Latest "training programs" Posts
I am a firm proponent of the merits of ongoing business coaching for your staff.
Why coaching, you ask? Shouldn’t you just be able to hire a team of superstars, highly qualified and motivated staff who will accomplish your goals? After all, isn’t that what you are paying them for?
Well, perhaps in an ideal world that would be true. Here in the real world, we all have our strengths and weaknesses — in the office and life — and none of us are perfect, nor will we ever be.
Putting together a team that meets management’s objectives or your sales goals will frequently require not just some coaching, but ongoing coaching.
If you tend to shy away from coaching your staff, offering all kinds of excuses as to why it shouldn’t be necessary, maybe you’re simply lacking the skills needed to be a great coach.
You’re giving an important presentation to audience members who might not be entirely sympathetic.
Maybe it’s delivering news of downsizing, or a reduction in hours. Maybe it’s sharing bad sales statistics. Or, maybe it’s trying to sell an idea for change that’s not popular.
Whatever the message, the people staring back at you from the seats probably don’t know who you are.
They are a captive audience, compelled to attend your talk by company policy or their managers, whether they like it or not.
You already know they are not inclined to think about the issue or idea you’re presenting the same way that you do. So, now what?

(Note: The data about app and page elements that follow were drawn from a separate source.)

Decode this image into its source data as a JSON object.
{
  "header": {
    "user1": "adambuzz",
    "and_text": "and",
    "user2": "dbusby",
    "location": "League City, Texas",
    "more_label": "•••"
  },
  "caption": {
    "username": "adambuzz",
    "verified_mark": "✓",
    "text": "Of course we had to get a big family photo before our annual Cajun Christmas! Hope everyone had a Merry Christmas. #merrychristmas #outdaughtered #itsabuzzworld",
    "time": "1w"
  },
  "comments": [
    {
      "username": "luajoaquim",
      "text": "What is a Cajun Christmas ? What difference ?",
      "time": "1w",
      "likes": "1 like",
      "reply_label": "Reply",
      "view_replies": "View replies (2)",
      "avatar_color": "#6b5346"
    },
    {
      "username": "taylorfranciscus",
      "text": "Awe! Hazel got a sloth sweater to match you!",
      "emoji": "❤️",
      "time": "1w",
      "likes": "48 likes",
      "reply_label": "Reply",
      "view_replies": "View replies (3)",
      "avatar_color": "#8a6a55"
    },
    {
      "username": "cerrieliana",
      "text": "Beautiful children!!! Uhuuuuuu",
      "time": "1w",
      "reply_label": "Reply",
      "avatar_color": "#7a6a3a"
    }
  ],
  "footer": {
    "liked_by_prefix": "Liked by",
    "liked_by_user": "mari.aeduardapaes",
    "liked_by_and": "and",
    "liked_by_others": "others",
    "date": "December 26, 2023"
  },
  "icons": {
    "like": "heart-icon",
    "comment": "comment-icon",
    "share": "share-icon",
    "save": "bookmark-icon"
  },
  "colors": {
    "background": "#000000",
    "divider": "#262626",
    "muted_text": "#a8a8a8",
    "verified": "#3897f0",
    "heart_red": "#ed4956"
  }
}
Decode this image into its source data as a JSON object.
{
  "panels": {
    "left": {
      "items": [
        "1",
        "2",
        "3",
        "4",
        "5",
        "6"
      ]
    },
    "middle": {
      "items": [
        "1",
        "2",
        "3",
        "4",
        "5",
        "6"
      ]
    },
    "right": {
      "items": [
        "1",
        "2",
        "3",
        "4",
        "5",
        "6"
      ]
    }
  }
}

If your goal is to open or even change their minds — to persuade, to get them to take the action you need them to take or see the issue in a more favorable light — what are your options?

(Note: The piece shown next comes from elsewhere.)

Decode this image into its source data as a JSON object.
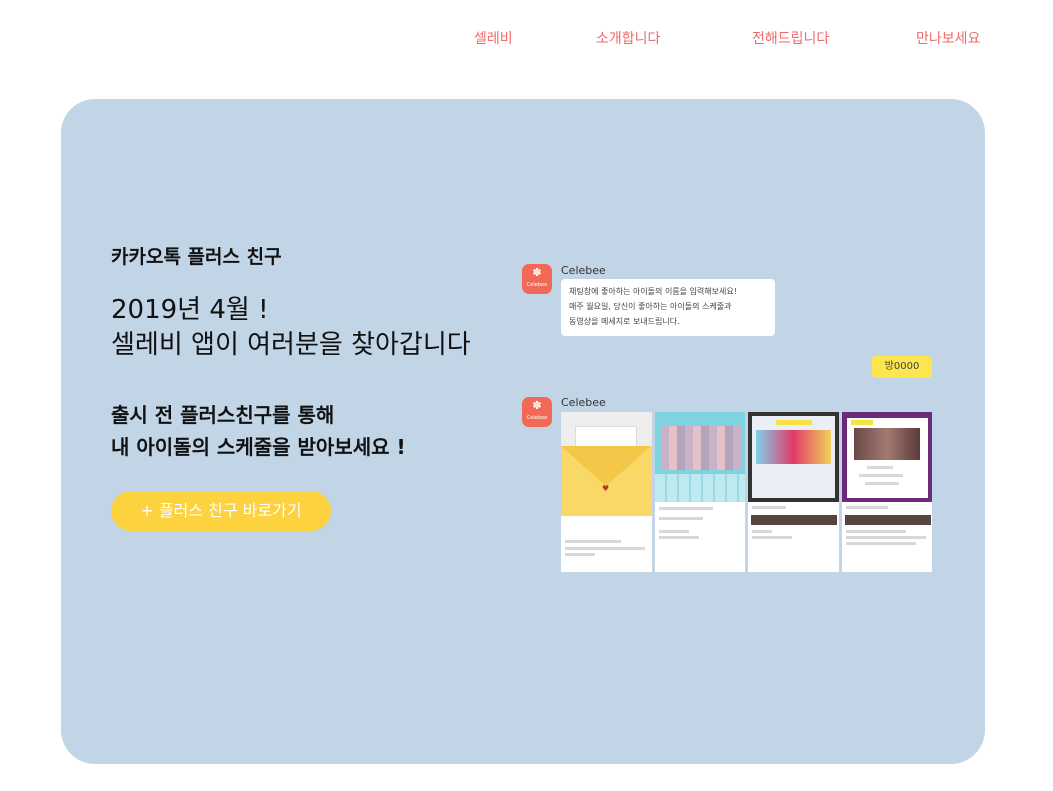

It was with great interest that I recently read a Harvard Business Review article from June 2013 called “How to Give a Killer Presentation,” written by Chris Anderson, the curator of TED Talks.

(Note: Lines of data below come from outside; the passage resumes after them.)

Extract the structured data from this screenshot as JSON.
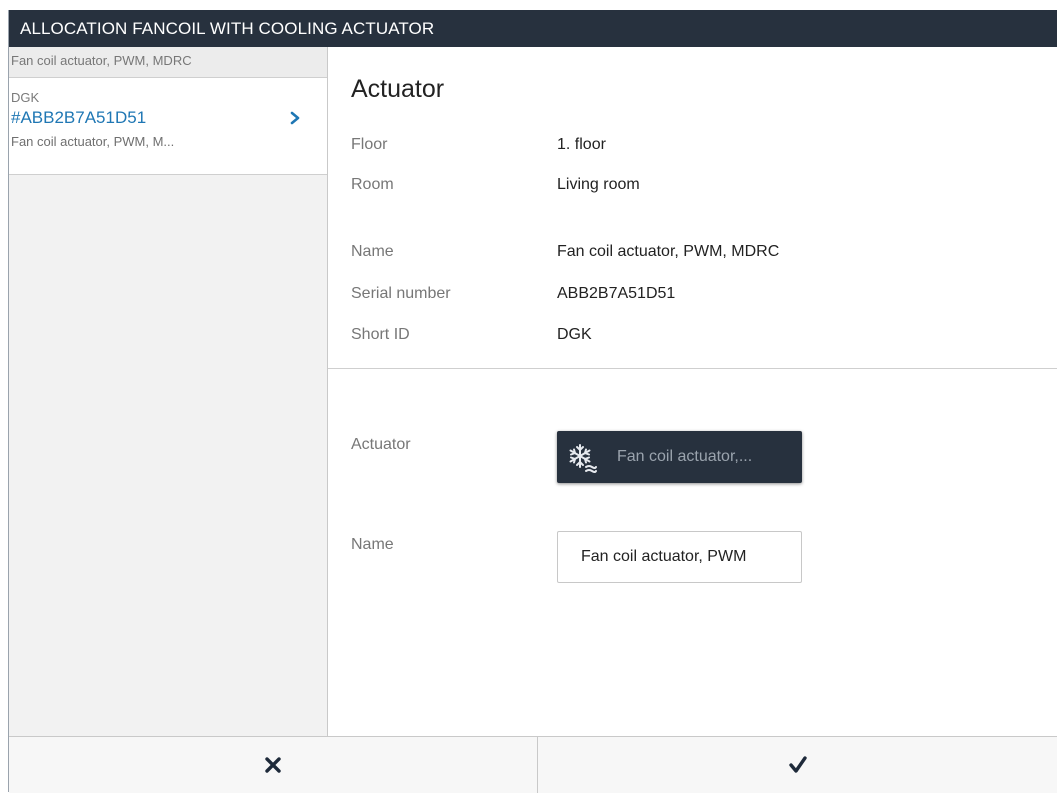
{
  "window": {
    "title": "ALLOCATION FANCOIL WITH COOLING ACTUATOR"
  },
  "sidebar": {
    "group_header": "Fan coil actuator, PWM, MDRC",
    "items": [
      {
        "short_id": "DGK",
        "serial": "#ABB2B7A51D51",
        "subtitle": "Fan coil actuator, PWM, M...",
        "icon": "chevron-right-icon"
      }
    ]
  },
  "main": {
    "title": "Actuator",
    "info": {
      "floor_label": "Floor",
      "floor_value": "1. floor",
      "room_label": "Room",
      "room_value": "Living room",
      "name_label": "Name",
      "name_value": "Fan coil actuator, PWM, MDRC",
      "serial_label": "Serial number",
      "serial_value": "ABB2B7A51D51",
      "short_id_label": "Short ID",
      "short_id_value": "DGK"
    },
    "form": {
      "actuator_label": "Actuator",
      "actuator_button_text": "Fan coil actuator,...",
      "actuator_icon": "snowflake-icon",
      "name_label": "Name",
      "name_input_value": "Fan coil actuator, PWM"
    }
  },
  "footer": {
    "cancel_icon": "close-icon",
    "confirm_icon": "check-icon"
  },
  "colors": {
    "titlebar_bg": "#27313e",
    "link_blue": "#1f77b4",
    "button_dark": "#27313e",
    "icon_dark": "#1e2a3a"
  }
}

The article drove home the point that effective presentation skills can make or break a speaker — no matter what industry or his or her level.
Anderson first tells the story of a painfully shy 12-year-old Masai boy from Kenya with very limited English, who had such an amazing story to tell that he was invited to give a TED talk. He was coached how to do so successfully. When the boy finally gave his talk one year later to a packed house of 14,000 people (probably all native English speakers at that), the audience hung on every word and leapt to their feet with a standing ovation at the end.
Presentations to senior management can be a vital part of moving ahead in your career, a true make-or-break-it moment.
These nerve-wracking opportunities remind me of one of my favorite quotes from former President John F. Kennedy:
“When written in Chinese, the word ‘crisis’ is composed of two characters. One represents danger and the other represents opportunity.” ~John F. Kennedy
Indeed, presenting to senior management presents both danger and opportunity. I suspect you are already well aware of the danger, so let’s talk instead about how to make the most of this potentially career-building opportunity.
Presenting to senior management is different than presenting to your team, your department, or your local PTA or other community organization.
Here are six important things to remember when presenting to senior management:
I recently read yet another article about U.S. employers complaining that they have jobs available but can’t seem to find skilled workers to fill them.
Accenture posted a news release last month about a study it conducted with The Manufacturing Institute: “Skills Shortage Threatens Future Earnings and Growth Prospects of U.S. Manufacturers.”
Here’s the gist of Accenture’s report: U.S. manufacturers may be losing up to 11 percent of their annual earnings due to increased production costs as a result of the shortage of workers that have the necessary skills to get the job done right.
The study goes on for quite a while explaining the issues, but as I read it, to me the solution was entirely clear:
Instead of bemoaning the lack of skilled workers, allowing downtime increases of at least 5% because there’s no qualified staff to run/maintain equipment, and suffering with significant increases in overtime pay as skilled workers struggle to make up these shortcoming — why not simply offer training programs?